The news that the strange and controversial Philip Treacy creation sported by Princess Beatrice at the wedding of Prince William and Kate Middleton has been sold on eBay for almost gbp 80,000 is both generally shocking (although very nice for UNICEF, who gets the money) and also shockingly educational.
And so the Queen has come to Ireland for the first time in almost 60 years — and she has done so in her usual, thought-through finery.
And so we have ourselves a new style icon. On Friday Catherine Middleton became a princess, walking through the doors of Westminister Abbey not just into royal history, but sartorial history too – whether she likes it or not, and whether the international fashion police like what she wore or not. Not that she has much choice in the matter. When you are a public figure, especially a female public figure, you are judged on what you wear.
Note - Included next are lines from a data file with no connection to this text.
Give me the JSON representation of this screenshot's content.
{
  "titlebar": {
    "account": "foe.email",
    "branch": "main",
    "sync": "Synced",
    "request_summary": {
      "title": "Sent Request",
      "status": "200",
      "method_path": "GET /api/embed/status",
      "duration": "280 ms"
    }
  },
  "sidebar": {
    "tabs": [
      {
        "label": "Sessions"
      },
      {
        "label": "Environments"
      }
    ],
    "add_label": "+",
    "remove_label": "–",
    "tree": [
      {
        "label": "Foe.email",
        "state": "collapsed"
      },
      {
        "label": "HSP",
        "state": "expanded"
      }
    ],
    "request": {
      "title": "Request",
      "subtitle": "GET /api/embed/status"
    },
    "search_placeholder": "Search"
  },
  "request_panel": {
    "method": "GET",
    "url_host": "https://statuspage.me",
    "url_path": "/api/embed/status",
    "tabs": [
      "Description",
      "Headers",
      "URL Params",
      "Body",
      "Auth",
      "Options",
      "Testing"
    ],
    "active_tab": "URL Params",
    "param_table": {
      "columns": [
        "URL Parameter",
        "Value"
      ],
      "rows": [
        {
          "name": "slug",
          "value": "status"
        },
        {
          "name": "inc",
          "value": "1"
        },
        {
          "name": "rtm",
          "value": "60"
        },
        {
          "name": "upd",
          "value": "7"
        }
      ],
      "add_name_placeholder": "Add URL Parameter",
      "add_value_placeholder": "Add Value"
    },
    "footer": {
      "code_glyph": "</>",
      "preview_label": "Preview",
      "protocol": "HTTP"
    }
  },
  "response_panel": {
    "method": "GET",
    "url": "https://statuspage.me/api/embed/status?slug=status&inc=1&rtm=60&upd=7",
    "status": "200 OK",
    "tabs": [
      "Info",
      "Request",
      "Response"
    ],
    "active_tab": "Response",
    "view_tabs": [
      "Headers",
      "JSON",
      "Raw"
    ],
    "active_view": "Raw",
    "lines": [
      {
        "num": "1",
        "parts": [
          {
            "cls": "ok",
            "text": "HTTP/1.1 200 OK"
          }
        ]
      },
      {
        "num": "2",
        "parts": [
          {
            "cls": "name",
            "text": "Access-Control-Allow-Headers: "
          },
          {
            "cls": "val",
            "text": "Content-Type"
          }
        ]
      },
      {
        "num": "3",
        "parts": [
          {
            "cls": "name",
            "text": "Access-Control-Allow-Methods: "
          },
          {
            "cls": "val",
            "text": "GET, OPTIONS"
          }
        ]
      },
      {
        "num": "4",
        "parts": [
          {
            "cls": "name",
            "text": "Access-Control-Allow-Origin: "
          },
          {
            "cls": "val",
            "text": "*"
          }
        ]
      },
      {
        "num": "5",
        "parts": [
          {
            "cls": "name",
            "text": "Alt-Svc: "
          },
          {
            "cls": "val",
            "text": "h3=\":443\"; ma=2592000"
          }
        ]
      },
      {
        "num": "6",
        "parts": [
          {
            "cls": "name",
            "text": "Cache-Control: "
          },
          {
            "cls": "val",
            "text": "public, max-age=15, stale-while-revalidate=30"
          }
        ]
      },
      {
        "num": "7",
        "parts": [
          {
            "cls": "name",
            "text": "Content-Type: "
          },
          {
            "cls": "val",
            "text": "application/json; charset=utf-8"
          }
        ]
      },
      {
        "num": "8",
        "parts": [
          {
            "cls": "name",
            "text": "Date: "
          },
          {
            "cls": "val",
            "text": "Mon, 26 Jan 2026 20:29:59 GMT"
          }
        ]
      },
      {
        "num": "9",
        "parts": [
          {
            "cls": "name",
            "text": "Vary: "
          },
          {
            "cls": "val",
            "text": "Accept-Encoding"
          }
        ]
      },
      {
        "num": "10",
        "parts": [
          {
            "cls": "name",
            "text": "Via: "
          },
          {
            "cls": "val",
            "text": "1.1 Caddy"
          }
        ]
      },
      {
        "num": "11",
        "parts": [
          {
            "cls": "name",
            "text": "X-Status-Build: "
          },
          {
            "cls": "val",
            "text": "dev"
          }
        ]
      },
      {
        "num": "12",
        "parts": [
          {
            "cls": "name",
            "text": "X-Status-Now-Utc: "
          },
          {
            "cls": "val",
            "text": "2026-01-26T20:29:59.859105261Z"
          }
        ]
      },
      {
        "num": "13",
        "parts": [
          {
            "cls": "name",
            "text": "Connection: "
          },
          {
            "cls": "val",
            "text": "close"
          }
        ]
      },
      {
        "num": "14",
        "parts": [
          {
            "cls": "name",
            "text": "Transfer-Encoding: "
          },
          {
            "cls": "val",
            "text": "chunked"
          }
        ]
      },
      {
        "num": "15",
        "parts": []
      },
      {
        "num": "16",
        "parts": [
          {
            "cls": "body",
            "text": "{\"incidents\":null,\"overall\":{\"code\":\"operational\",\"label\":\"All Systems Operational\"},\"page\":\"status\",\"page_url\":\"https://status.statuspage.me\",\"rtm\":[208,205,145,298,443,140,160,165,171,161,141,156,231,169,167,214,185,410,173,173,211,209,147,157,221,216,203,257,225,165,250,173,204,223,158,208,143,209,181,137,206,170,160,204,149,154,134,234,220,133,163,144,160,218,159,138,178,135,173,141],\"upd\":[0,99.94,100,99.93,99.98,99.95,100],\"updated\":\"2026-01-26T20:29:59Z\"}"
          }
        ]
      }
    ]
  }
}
We all know now that Alexander McQueen’s fortune has been made thanks to the fact their designer, Sarah Burton, was chosen to create the royal wedding dress, but the buck doesn’t stop there. Indeed, there are a number of other brands and sectors that will benefit from having a product in the royal wedding. Starting with:
1. Cartier: the French brand made the tiara that was the subject of much will-she-or-won’t-she speculation pre-wedding, conventional wisdom dictating that a jewelled headpiece would be too old-fashioned an option for the new-fangled bride. Well, lo! She went with tradition, borrowing the “halo” tiara made in 1936 and bought by The Duke of York (later King George VI) for his wife (later Queen Elizabeth The Queen Mother), who then gave it to The Queen for her 18th birthday. Expect a tiara resurgence, and a Cartier spotlight. Read more
Since this is a royal wedding, every little bit of the royal wedding dress actually has symbolic meaning, and roots in different parts of British industry. Read more
So the answer is in: Sarah Burton did indeed make Kate Middleton’s wedding dress. A major British brand for a new British royal.
Well, Prince William fooled us all. For weeks, while speculation has roared around his bride, everyone said with great certainty he would wear a RAF uniform by Gieves & Hawkes. But he just appeared in…the red uniform of a Colonel in the Irish Guards. Read more
Royal Wedding Day minus 1 and slowly the sartorial chips are falling into place. Read more
Lately I can’t seem to escape stories in which various clothing manufacturers brag – publicly, with names – about how fast they are going to rip off the royal wedding dress as soon as Kate Middelton takes her first steps down the aisle at Westminister Abbery, and they can actually tell what she is wearing. But why is this so celebrated/accepted?
I had an interesting lunch the other day with Jason Wu, a young Taiwanese-American designer in the uptown mode who shot to fame in 2009 when he designed the one-shouldered white gown Michelle Obama wore to the Presidential inaugural balls. Anyway, Mr Wu had some interesting observations about the experience, and advice for whomever ends up designing Catherine Middleton’s dress.
Today may be Easter Monday, but it is also – zing! – RWD minus four (aka Royal Wedding Day, for those who aren’t up on their acronyms), so we will finally wade into the royal wedding dress fray, and take a moment to wash the Augean stables of gossip clean – or at least cast a calm look at the odds of the various designer names floating about. Read more